--- GIVEN RECORDS ---

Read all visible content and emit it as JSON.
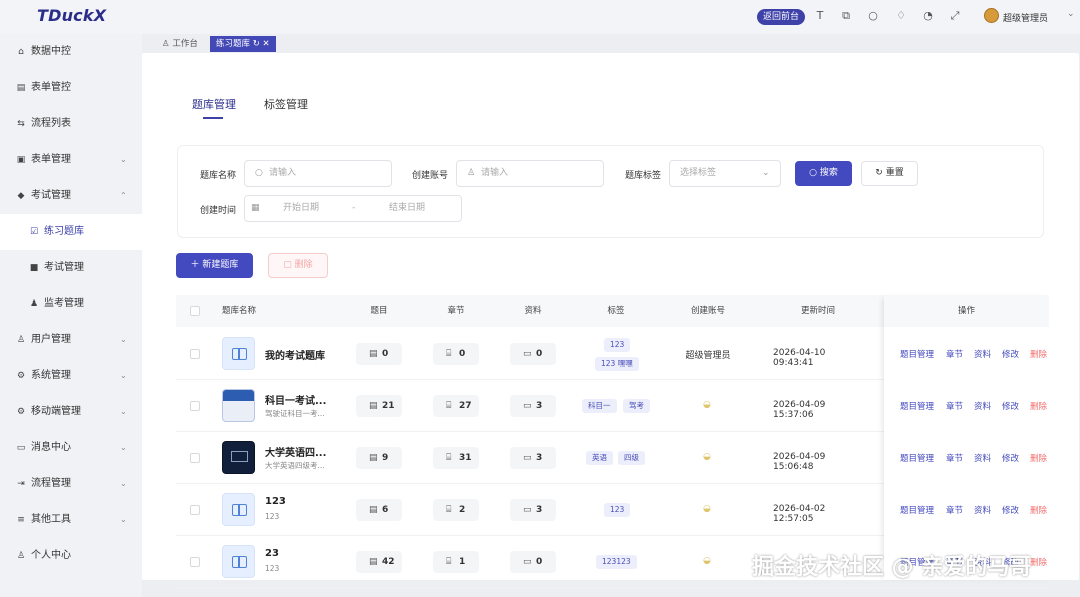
{
  "app": {
    "logo": "TDuckX"
  },
  "header": {
    "back_label": "返回前台",
    "user_name": "超级管理员",
    "icons": [
      "font-size-icon",
      "translate-icon",
      "search-icon",
      "shirt-icon",
      "notification-icon",
      "fullscreen-icon"
    ]
  },
  "tagsbar": {
    "tabs": [
      {
        "label": "工作台",
        "active": false
      },
      {
        "label": "练习题库",
        "active": true
      }
    ]
  },
  "sidebar": {
    "items": [
      {
        "label": "数据中控",
        "icon": "home-icon"
      },
      {
        "label": "表单管控",
        "icon": "form-icon"
      },
      {
        "label": "流程列表",
        "icon": "flow-icon"
      },
      {
        "label": "表单管理",
        "icon": "form-manage-icon",
        "expandable": true
      },
      {
        "label": "考试管理",
        "icon": "exam-icon",
        "expandable": true,
        "expanded": true
      },
      {
        "label": "练习题库",
        "icon": "practice-icon",
        "sub": true,
        "active": true
      },
      {
        "label": "考试管理",
        "icon": "exam-sub-icon",
        "sub": true
      },
      {
        "label": "监考管理",
        "icon": "proctor-icon",
        "sub": true
      },
      {
        "label": "用户管理",
        "icon": "user-icon",
        "expandable": true
      },
      {
        "label": "系统管理",
        "icon": "gear-icon",
        "expandable": true
      },
      {
        "label": "移动端管理",
        "icon": "mobile-icon",
        "expandable": true
      },
      {
        "label": "消息中心",
        "icon": "message-icon",
        "expandable": true
      },
      {
        "label": "流程管理",
        "icon": "process-icon",
        "expandable": true
      },
      {
        "label": "其他工具",
        "icon": "tools-icon",
        "expandable": true
      },
      {
        "label": "个人中心",
        "icon": "profile-icon"
      }
    ]
  },
  "page_tabs": [
    {
      "label": "题库管理",
      "active": true
    },
    {
      "label": "标签管理",
      "active": false
    }
  ],
  "filters": {
    "bank_name_label": "题库名称",
    "bank_name_placeholder": "请输入",
    "account_label": "创建账号",
    "account_placeholder": "请输入",
    "tag_label": "题库标签",
    "tag_placeholder": "选择标签",
    "time_label": "创建时间",
    "start_placeholder": "开始日期",
    "separator": "-",
    "end_placeholder": "结束日期",
    "search_label": "搜索",
    "reset_label": "重置"
  },
  "actions": {
    "new_label": "新建题库",
    "delete_label": "删除"
  },
  "table": {
    "columns": [
      "题库名称",
      "题目",
      "章节",
      "资料",
      "标签",
      "创建账号",
      "更新时间",
      "操作"
    ],
    "operations": [
      "题目管理",
      "章节",
      "资料",
      "修改",
      "删除"
    ],
    "rows": [
      {
        "name": "我的考试题库",
        "subtitle": "",
        "questions": "0",
        "chapters": "0",
        "materials": "0",
        "tags": [
          "123",
          "123 嘿嘿"
        ],
        "creator": "超级管理员",
        "updated": "2026-04-10 09:43:41"
      },
      {
        "name": "科目一考试...",
        "subtitle": "驾驶证科目一考...",
        "questions": "21",
        "chapters": "27",
        "materials": "3",
        "tags": [
          "科目一",
          "驾考"
        ],
        "creator": "",
        "updated": "2026-04-09 15:37:06"
      },
      {
        "name": "大学英语四...",
        "subtitle": "大学英语四级考...",
        "questions": "9",
        "chapters": "31",
        "materials": "3",
        "tags": [
          "英语",
          "四级"
        ],
        "creator": "",
        "updated": "2026-04-09 15:06:48"
      },
      {
        "name": "123",
        "subtitle": "123",
        "questions": "6",
        "chapters": "2",
        "materials": "3",
        "tags": [
          "123"
        ],
        "creator": "",
        "updated": "2026-04-02 12:57:05"
      },
      {
        "name": "23",
        "subtitle": "123",
        "questions": "42",
        "chapters": "1",
        "materials": "0",
        "tags": [
          "123123"
        ],
        "creator": "",
        "updated": ""
      }
    ]
  },
  "watermark": "掘金技术社区 @ 亲爱的马哥"
}
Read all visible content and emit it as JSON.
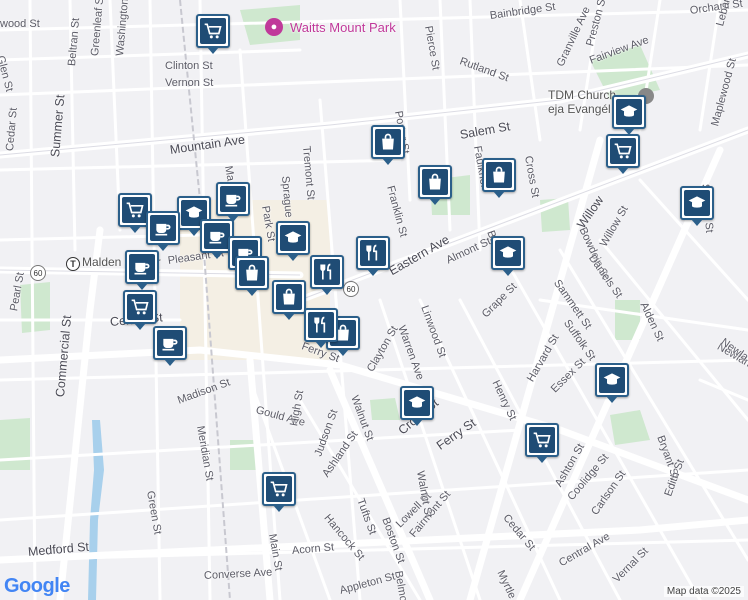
{
  "map": {
    "park_name": "Waitts Mount Park",
    "church_name": "TDM Church",
    "church_name_2": "eja Evangél",
    "transit_station": "Malden Center",
    "route_shield": "60",
    "attribution": "Map data ©2025",
    "logo_text": "Google",
    "street_labels": [
      "Bainbridge St",
      "Orchard St",
      "Lebanon",
      "Preston St",
      "Granville Ave",
      "Fairview Ave",
      "Maplewood St",
      "Rutland St",
      "Glen St",
      "Greenleaf St",
      "Washington St",
      "Clinton St",
      "Vernon St",
      "Beltran St",
      "wood St",
      "Summer St",
      "Cedar St",
      "Mountain Ave",
      "Salem St",
      "Cross St",
      "Tremont St",
      "Sprague St",
      "Park St",
      "Franklin St",
      "Faulkner",
      "Eastern Ave",
      "Almont St",
      "Bowdoin St",
      "Daniels St",
      "Sharon St",
      "Pleasant St",
      "Centre St",
      "Commercial St",
      "Pearl St",
      "Linwood St",
      "Warren Ave",
      "Clayton St",
      "Grape St",
      "Sammett St",
      "Suffolk St",
      "Alden St",
      "Newland St",
      "Henry St",
      "Harvard St",
      "Essex St",
      "Madison St",
      "Gould Ave",
      "Walnut St",
      "Meridian St",
      "Judson St",
      "High St",
      "Ashland St",
      "Cross St",
      "Ferry St",
      "Bryant St",
      "Edith St",
      "Ashton St",
      "Coolidge St",
      "Carlson St",
      "Green St",
      "Tufts St",
      "Boston St",
      "Lowell St",
      "Fairmont St",
      "Cedar St",
      "Medford St",
      "Main St",
      "Hancock St",
      "Acorn St",
      "Converse Ave",
      "Belmont St",
      "Myrtle St",
      "Central Ave",
      "Vernal St",
      "Appleton St",
      "Porter St",
      "Ferry St",
      "Walnut St",
      "Willow",
      "Pierce St",
      "Willow St",
      "Ma",
      "Bro",
      "Newla"
    ],
    "pins": [
      {
        "icon": "cart"
      },
      {
        "icon": "cart"
      },
      {
        "icon": "cart"
      },
      {
        "icon": "cart"
      },
      {
        "icon": "cart"
      },
      {
        "icon": "cart"
      },
      {
        "icon": "school"
      },
      {
        "icon": "school"
      },
      {
        "icon": "school"
      },
      {
        "icon": "school"
      },
      {
        "icon": "school"
      },
      {
        "icon": "school"
      },
      {
        "icon": "school"
      },
      {
        "icon": "coffee"
      },
      {
        "icon": "coffee"
      },
      {
        "icon": "coffee"
      },
      {
        "icon": "coffee"
      },
      {
        "icon": "coffee"
      },
      {
        "icon": "coffee"
      },
      {
        "icon": "bag"
      },
      {
        "icon": "bag"
      },
      {
        "icon": "bag"
      },
      {
        "icon": "bag"
      },
      {
        "icon": "bag"
      },
      {
        "icon": "bag"
      },
      {
        "icon": "fork"
      },
      {
        "icon": "fork"
      },
      {
        "icon": "fork"
      }
    ]
  }
}
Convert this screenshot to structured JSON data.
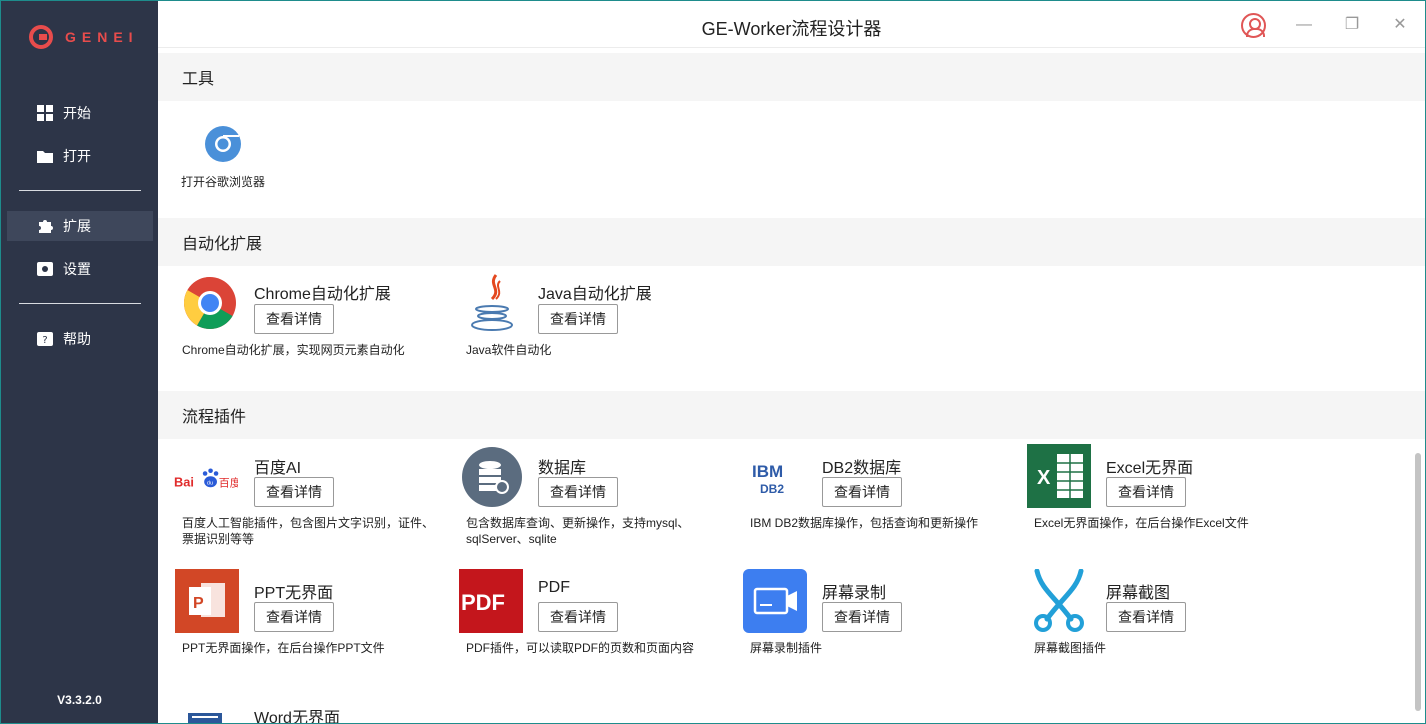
{
  "app": {
    "logo_text": "GENEI",
    "title": "GE-Worker流程设计器",
    "version": "V3.3.2.0"
  },
  "sidebar": {
    "items": [
      {
        "label": "开始",
        "icon": "grid-icon"
      },
      {
        "label": "打开",
        "icon": "folder-icon"
      },
      {
        "label": "扩展",
        "icon": "puzzle-icon",
        "active": true
      },
      {
        "label": "设置",
        "icon": "settings-icon"
      },
      {
        "label": "帮助",
        "icon": "help-icon"
      }
    ]
  },
  "window_controls": {
    "minimize": "—",
    "restore": "❐",
    "close": "✕"
  },
  "sections": {
    "tools": {
      "title": "工具",
      "items": [
        {
          "label": "打开谷歌浏览器",
          "icon": "chrome-browser-icon"
        }
      ]
    },
    "automation": {
      "title": "自动化扩展",
      "items": [
        {
          "title": "Chrome自动化扩展",
          "button": "查看详情",
          "desc": "Chrome自动化扩展，实现网页元素自动化",
          "icon": "chrome-icon"
        },
        {
          "title": "Java自动化扩展",
          "button": "查看详情",
          "desc": "Java软件自动化",
          "icon": "java-icon"
        }
      ]
    },
    "plugins": {
      "title": "流程插件",
      "items": [
        {
          "title": "百度AI",
          "button": "查看详情",
          "desc": "百度人工智能插件，包含图片文字识别，证件、票据识别等等",
          "icon": "baidu-icon"
        },
        {
          "title": "数据库",
          "button": "查看详情",
          "desc": "包含数据库查询、更新操作，支持mysql、sqlServer、sqlite",
          "icon": "database-icon"
        },
        {
          "title": "DB2数据库",
          "button": "查看详情",
          "desc": "IBM DB2数据库操作，包括查询和更新操作",
          "icon": "ibm-db2-icon"
        },
        {
          "title": "Excel无界面",
          "button": "查看详情",
          "desc": "Excel无界面操作，在后台操作Excel文件",
          "icon": "excel-icon"
        },
        {
          "title": "PPT无界面",
          "button": "查看详情",
          "desc": "PPT无界面操作，在后台操作PPT文件",
          "icon": "ppt-icon"
        },
        {
          "title": "PDF",
          "button": "查看详情",
          "desc": "PDF插件，可以读取PDF的页数和页面内容",
          "icon": "pdf-icon"
        },
        {
          "title": "屏幕录制",
          "button": "查看详情",
          "desc": "屏幕录制插件",
          "icon": "screen-record-icon"
        },
        {
          "title": "屏幕截图",
          "button": "查看详情",
          "desc": "屏幕截图插件",
          "icon": "screenshot-icon"
        },
        {
          "title": "Word无界面",
          "button": "",
          "desc": "",
          "icon": "word-icon"
        }
      ]
    }
  }
}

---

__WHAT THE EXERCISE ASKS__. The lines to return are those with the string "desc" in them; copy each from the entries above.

__OUTPUT OF THE TASK__.
          "desc": "Chrome自动化扩展，实现网页元素自动化",
          "desc": "Java软件自动化",
          "desc": "百度人工智能插件，包含图片文字识别，证件、票据识别等等",
          "desc": "包含数据库查询、更新操作，支持mysql、sqlServer、sqlite",
          "desc": "IBM DB2数据库操作，包括查询和更新操作",
          "desc": "Excel无界面操作，在后台操作Excel文件",
          "desc": "PPT无界面操作，在后台操作PPT文件",
          "desc": "PDF插件，可以读取PDF的页数和页面内容",
          "desc": "屏幕录制插件",
          "desc": "屏幕截图插件",
          "desc": "",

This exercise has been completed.